McAdams On: A Program Access Free-for-all
3/12/2010 3:37:42 PM
I have to wonder what TV would look like with no
regulation whatsoever. The whole regulatory framework seems designed to keep an
army of attorneys employed. I have nothing against attorneys. Some of my
closest friends have attorneys. Without attorneys, there would be a large void
in the world now occupied by abstruse, circular logic.
Such seems the logic that dictates what’s on TV where and when and why and how
and how much and for whom. E.g., cursing and privates are OK on cable-only
networks but not on broadcast networks, though both are generally delivered to

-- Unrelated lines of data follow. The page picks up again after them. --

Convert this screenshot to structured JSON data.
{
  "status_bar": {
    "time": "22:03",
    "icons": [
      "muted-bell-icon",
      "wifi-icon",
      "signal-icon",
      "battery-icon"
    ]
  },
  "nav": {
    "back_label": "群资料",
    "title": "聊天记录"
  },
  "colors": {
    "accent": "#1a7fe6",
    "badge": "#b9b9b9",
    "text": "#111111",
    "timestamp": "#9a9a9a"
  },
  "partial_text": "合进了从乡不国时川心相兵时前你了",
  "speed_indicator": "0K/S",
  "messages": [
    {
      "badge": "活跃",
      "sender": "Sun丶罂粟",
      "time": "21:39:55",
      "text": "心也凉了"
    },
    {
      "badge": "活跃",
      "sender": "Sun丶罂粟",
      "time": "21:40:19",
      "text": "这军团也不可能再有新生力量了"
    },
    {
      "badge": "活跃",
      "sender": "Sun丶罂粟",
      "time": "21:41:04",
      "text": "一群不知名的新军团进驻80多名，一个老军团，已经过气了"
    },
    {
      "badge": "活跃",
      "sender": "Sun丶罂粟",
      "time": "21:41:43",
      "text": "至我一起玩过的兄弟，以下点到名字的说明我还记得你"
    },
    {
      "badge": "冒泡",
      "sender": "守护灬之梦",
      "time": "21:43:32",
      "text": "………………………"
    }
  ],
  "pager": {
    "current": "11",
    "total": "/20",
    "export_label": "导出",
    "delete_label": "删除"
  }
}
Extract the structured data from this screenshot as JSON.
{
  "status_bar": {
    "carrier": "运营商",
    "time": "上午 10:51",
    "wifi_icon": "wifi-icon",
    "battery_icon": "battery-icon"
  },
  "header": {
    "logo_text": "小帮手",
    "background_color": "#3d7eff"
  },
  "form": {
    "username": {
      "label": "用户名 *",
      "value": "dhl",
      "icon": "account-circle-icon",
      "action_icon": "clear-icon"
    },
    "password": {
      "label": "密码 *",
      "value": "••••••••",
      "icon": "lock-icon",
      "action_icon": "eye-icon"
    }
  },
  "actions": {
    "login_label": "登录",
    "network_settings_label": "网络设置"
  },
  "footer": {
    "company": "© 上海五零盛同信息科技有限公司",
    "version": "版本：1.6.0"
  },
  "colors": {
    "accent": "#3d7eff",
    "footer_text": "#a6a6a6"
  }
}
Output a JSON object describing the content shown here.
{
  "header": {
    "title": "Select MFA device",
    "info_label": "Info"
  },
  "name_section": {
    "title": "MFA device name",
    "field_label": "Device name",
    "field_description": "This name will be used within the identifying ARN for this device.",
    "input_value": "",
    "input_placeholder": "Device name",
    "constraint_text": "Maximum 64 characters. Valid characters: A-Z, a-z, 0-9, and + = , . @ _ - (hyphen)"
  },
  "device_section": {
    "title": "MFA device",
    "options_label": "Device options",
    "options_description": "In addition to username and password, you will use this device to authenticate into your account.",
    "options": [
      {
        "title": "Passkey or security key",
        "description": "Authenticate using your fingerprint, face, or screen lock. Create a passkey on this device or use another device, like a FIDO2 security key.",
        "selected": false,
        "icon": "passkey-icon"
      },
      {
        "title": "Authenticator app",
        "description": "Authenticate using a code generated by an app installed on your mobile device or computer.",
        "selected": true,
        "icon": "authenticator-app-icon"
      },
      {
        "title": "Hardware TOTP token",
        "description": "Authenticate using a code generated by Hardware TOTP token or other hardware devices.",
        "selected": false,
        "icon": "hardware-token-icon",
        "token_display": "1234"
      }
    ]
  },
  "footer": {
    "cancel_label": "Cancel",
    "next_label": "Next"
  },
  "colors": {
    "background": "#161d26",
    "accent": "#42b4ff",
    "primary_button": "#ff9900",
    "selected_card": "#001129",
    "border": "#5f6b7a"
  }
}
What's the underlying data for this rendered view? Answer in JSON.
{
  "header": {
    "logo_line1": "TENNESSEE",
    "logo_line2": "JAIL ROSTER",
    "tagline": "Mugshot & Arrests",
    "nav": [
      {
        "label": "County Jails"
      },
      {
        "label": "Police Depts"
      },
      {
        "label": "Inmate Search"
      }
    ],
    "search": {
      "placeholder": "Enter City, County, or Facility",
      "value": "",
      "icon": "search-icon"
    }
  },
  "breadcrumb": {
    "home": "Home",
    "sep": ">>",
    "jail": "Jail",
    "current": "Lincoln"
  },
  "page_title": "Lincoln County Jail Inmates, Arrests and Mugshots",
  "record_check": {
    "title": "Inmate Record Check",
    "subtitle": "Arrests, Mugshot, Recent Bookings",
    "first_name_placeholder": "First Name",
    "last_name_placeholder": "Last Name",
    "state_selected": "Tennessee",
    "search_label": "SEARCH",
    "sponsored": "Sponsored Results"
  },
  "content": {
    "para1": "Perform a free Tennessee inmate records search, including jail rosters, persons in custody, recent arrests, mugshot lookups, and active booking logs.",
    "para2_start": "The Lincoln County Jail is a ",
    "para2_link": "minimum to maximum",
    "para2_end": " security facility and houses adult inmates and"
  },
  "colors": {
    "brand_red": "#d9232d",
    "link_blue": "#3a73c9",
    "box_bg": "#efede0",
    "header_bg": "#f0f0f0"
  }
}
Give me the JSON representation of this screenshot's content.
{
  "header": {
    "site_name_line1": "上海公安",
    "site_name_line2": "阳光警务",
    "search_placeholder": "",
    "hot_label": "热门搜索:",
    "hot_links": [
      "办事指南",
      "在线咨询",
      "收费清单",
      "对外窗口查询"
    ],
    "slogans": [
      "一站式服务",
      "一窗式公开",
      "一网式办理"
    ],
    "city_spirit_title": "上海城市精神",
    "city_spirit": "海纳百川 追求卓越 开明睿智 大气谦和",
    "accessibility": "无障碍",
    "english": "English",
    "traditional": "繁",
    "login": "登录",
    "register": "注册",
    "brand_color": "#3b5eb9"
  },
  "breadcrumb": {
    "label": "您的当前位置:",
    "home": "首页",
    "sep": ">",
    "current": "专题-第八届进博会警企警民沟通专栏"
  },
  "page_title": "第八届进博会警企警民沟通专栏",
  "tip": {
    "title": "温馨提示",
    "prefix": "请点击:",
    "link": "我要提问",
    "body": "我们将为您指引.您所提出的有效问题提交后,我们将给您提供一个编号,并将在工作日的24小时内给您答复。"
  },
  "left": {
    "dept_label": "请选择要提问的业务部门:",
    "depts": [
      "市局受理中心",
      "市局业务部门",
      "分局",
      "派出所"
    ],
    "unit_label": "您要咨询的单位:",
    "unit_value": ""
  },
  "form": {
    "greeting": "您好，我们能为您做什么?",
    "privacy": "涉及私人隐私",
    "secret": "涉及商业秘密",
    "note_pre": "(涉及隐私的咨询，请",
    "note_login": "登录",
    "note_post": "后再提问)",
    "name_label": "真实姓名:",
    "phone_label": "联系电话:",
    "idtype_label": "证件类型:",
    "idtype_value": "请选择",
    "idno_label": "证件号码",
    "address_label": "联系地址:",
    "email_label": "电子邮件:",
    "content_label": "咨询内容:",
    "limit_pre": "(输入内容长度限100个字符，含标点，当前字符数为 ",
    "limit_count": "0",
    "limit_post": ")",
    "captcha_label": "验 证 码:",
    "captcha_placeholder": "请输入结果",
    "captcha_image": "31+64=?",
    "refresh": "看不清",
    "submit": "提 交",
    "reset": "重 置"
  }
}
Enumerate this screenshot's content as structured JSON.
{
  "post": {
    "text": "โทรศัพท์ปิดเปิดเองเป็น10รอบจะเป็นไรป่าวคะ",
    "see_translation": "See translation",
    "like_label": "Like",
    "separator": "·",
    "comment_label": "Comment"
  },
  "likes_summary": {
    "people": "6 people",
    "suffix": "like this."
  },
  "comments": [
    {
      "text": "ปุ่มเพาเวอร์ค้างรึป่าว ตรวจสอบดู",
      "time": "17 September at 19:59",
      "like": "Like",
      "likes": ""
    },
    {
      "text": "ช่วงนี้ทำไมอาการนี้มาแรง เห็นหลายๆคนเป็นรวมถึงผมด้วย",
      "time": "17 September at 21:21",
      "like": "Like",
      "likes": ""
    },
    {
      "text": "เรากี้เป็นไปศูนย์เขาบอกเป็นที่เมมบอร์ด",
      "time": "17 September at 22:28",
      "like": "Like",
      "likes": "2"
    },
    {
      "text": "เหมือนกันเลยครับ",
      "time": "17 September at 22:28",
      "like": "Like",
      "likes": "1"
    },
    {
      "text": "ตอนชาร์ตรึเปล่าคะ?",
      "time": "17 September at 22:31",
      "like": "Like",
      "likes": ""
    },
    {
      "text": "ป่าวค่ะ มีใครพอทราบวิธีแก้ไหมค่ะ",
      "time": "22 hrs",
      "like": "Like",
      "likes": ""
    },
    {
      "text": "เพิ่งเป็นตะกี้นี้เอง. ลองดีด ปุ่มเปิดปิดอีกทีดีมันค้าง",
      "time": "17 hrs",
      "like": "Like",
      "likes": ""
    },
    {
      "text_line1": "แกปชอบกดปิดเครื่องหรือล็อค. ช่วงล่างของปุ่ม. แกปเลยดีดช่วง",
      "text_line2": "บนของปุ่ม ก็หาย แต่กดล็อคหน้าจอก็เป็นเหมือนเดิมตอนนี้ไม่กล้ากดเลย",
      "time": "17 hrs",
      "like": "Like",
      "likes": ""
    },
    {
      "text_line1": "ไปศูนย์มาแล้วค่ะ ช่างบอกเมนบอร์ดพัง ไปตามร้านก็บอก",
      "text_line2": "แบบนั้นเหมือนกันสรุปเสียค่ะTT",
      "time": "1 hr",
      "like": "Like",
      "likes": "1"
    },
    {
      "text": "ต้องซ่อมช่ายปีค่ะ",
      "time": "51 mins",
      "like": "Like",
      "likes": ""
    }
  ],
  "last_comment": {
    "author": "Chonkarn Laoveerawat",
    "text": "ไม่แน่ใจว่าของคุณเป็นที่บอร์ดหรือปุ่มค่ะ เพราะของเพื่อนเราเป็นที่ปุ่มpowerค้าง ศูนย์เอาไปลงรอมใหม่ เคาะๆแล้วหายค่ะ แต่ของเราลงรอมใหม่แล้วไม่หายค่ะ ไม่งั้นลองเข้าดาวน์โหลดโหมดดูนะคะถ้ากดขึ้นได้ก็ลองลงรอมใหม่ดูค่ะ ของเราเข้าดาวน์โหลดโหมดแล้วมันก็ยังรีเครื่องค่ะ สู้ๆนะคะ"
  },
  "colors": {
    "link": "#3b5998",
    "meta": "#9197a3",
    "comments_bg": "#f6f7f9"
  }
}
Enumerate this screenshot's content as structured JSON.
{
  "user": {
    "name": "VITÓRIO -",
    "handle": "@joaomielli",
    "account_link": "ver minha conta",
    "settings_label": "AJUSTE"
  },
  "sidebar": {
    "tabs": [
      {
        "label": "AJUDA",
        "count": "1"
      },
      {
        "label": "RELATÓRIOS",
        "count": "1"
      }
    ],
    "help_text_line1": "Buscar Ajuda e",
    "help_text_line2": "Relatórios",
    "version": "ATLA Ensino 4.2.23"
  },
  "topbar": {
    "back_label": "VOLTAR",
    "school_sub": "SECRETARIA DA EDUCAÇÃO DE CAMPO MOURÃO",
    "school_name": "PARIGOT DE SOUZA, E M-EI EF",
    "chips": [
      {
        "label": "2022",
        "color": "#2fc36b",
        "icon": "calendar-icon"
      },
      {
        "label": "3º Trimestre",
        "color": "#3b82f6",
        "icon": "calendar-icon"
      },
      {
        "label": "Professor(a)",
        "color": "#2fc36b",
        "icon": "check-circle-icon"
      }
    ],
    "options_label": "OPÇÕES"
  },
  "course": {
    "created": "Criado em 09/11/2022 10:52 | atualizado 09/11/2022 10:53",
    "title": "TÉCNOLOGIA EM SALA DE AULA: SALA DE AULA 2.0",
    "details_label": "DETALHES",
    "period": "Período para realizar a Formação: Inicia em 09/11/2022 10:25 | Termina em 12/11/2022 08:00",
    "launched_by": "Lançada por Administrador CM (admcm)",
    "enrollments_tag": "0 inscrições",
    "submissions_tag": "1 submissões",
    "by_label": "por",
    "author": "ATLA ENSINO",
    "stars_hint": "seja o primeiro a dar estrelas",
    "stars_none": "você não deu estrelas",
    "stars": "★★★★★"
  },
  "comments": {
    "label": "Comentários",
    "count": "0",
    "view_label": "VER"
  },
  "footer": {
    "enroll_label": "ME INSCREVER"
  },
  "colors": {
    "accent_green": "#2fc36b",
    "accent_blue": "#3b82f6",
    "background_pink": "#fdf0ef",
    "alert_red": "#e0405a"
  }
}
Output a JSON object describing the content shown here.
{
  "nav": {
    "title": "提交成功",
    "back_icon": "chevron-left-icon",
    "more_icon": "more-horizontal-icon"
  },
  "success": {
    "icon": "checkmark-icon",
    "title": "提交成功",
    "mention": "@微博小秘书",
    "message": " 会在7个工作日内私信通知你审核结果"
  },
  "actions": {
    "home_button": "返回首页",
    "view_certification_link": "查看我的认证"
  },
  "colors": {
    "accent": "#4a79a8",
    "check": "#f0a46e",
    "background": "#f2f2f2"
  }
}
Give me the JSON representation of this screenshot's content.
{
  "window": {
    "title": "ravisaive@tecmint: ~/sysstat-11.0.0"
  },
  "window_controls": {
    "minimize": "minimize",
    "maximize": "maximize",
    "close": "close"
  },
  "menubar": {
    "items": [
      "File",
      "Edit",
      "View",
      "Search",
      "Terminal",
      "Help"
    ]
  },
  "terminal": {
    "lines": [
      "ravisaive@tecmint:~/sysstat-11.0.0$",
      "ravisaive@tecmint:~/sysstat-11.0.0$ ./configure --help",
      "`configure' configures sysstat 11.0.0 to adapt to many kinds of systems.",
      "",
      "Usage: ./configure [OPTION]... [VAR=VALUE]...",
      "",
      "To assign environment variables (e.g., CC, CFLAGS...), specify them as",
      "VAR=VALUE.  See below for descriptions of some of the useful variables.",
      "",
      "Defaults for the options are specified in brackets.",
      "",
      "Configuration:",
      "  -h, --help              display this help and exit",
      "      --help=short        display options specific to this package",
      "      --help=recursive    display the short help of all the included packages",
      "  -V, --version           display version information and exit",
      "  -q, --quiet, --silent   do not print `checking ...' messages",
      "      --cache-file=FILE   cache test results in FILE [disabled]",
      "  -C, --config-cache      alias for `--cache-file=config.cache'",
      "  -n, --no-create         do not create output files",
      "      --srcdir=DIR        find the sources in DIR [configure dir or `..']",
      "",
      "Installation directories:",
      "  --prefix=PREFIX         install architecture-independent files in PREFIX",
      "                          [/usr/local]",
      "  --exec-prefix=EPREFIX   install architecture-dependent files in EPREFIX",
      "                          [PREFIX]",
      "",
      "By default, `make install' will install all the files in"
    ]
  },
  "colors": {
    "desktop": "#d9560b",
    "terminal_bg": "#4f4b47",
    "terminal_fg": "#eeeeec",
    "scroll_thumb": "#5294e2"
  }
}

the same households the same way. Cable nets can pretty much program whatever
they want whenever they want to, while broadcast networks have to have to cater
Cable networks, on the other hand, have to be provided in some capacity to all
comers. Broadcast networks don’t, though they can use that power to extract
fees for their signals. Cable rates are regulated; broadcast TV is free and TV
over the Internet is a legal dance in progress.
The laws governing television are based a good deal on assumptions; about who
is watching when, and what they have a “right” to watch. The program-access
rules upheld today by the federal appeals court in D.C. infers that people have
a “right” to watch whatever they want on the pay TV system of their choice. For
the life of me, I can’t figure out why.
The federal government does not assure that I have access to sunlight on the
east side of my home. It does not assure that my car is equipped with satellite
radio. It can barely keep me in water suitable for drinking and air suitable
for breathing. Why, for example, should the federal government make Comcast
sell E! Entertainment to Time Warner Cable so that I, Deborah, am not deprived
of, God help me, “Keeping Up with the Kardashians?” This, to me, is akin to
praying the wind won’t blow on Sunday because I have a bicycle ride scheduled.
I have this thing about more important uses for the powers that be.
The D.C. federal appeals court ruled 2-1 upholding the FCC’s program-access
rules, meaning Comcast has to provide its networks to AT&T, Verizon, Dish
Network, SureWest Communications, Canby Telephone and anything in between. I
understand that folks running the smaller operations need access to programming
to survive, but is there really no other way to compete than forced access? There are surely areas that Comcast does not intend to serve.
Judge Brett Kavanaugh of the D.C. court wrote the dissenting opinion in the
program-access ruling. He said the Supreme Court “repeatedly ruled” that pay TV
companies and networks are protected by the First Amendment. Precedent provides
for regulating those entities only where “important” or “substantial”
government interest is at stake. Judge Kavanaugh didn’t think that forcing
cable operators to share programming served the government interest at the
necessary level, and neither do I. There’s other ways to compete in the multichannel
video market. Picture quality, a la carte availability and price are three that
come immediately to mind.
Even the judge who wrote the majority opinion said program-access rules were
likely to end. Hopefully when they do, we’ll see what type of competitive
innovation they’re now holding back.